Franz Liszt and Hector Berlioz were favorites of the caricaturists of the 19th century. We know there is a grain of truth in every joke: Liszt, depicted in the drawings breaking pianos, and Berlioz, shown conducting enormous orchestras and cannons, both put monumental forces to work in their music; yet their oeuvres are about more than just fortissimos and scores with countless parts. Both men composed solo and chamber pieces; both have earlier works and later ones that were ahead of their time; and both wrote traditional as well as iconoclastic pieces. In 2021, the traditional marathon organized by the BFO and Müpa Budapest will spotlight Liszt, in the 210th anniversary year of his birth and the 135th anniversary year of his death, along with Berlioz, someone whom Liszt respected so very much.
This will be the fourteenth marathon hosted by the Budapest Festival Orchestra and Müpa Budapest. Following our events starring Tchaikovsky, Dvořák, Beethoven, Schubert, Mozart, Bartók, Bach, Stravinsky, Mendelssohn and Schumann, Brahms, Bernstein, Debussy and Ravel, and Beethoven once again, this time, we will welcome audiences in the Béla Bartók National Concert Hall and the Festival Theatre at concerts again featuring the works of two composers; other spaces in the building will host screenings and free concerts. The marathon will, as before, feature performances by prominent soloists, symphony orchestras and chamber music ensembles of the Hungarian musical community.

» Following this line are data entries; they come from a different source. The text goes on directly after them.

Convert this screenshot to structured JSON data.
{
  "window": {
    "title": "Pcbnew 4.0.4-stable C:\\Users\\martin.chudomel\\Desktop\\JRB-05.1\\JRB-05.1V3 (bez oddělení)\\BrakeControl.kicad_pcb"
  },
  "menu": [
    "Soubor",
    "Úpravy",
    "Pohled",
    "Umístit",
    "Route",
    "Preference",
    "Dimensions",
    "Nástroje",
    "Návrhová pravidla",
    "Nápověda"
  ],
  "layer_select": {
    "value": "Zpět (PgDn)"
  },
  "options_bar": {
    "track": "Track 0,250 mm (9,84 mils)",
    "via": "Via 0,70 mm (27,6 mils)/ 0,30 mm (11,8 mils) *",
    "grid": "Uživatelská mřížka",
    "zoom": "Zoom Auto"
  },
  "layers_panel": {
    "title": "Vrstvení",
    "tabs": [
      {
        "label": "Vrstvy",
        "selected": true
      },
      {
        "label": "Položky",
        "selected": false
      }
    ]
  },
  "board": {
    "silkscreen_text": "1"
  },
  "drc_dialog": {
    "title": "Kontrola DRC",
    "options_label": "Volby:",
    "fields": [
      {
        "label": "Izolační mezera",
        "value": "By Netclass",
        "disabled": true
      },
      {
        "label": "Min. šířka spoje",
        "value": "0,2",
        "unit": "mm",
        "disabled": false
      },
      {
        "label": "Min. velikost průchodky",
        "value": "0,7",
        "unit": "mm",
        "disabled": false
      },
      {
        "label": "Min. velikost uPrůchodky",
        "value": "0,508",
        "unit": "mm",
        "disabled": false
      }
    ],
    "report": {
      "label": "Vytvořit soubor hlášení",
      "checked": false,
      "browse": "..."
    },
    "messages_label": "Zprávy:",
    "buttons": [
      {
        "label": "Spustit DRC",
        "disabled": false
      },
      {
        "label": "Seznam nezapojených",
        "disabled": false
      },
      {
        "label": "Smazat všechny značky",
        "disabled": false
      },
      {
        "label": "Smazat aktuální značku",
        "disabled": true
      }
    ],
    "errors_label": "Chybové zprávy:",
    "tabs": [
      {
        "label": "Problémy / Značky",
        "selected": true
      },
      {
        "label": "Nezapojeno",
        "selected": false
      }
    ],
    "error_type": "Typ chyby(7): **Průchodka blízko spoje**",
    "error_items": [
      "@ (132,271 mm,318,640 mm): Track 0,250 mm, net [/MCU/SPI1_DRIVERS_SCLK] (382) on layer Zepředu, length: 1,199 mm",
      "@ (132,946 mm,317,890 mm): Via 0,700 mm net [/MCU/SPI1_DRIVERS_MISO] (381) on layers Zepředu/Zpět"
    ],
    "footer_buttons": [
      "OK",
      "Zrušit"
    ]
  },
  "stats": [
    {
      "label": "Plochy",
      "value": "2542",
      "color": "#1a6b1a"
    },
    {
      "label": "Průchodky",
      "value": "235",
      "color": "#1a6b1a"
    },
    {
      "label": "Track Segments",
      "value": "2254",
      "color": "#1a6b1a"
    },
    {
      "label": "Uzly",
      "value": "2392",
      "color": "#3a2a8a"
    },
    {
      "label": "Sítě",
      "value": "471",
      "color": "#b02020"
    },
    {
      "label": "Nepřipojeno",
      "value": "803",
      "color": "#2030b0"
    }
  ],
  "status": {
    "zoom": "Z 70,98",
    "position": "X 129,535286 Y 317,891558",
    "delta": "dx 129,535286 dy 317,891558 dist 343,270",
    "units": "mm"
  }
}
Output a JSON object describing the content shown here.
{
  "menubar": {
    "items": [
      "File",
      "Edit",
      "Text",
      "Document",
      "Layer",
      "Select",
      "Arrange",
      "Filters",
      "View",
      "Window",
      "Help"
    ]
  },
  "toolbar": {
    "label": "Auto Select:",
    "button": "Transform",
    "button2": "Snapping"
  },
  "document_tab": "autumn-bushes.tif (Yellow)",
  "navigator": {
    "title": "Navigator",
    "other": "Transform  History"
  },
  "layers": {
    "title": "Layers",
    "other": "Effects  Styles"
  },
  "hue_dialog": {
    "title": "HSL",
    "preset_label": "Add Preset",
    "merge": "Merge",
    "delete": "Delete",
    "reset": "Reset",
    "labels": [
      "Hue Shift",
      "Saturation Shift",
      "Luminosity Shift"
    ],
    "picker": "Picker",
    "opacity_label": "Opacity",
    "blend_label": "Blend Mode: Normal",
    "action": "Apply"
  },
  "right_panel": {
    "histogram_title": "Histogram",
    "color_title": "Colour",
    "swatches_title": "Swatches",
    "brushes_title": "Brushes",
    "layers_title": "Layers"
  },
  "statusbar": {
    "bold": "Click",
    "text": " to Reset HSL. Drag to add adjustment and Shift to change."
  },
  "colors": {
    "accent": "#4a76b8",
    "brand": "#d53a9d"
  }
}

Liszt’s timeliness is obvious: thanks to the two anniversaries and his almost limitless oeuvre, we could host marathon performances of his works every five years. Liszt, who was so stunningly at home in the artistic world of the 19th century, made a lasting impact not only as a composer, but also as a piano virtuoso, a conductor and an educator. He knew everyone who mattered, and he traveled all around Europe: in addition to showing off his own exceptional piano technique, he also promoted the works of friends he thought talented, either by conducting or transposing their works.
His version for the piano of Berlioz’s Symphonie Fantastique turned out so well that Schumann relied on it exclusively when writing his critique of the orchestral work. Of course, this was not Liszt’s only gesture to his fellow composer, his elder by eight years. He conducted several of his works; and in Weimar, he organized a Berlioz week, an exceptional event at the time. In sum, the marathon will feature a meeting of two of the greatest figures of the genre of program music, and two reformers of symphonic sound, showcasing infinitely exciting works that transcend virtuosity and the traditional orchestral apparatus.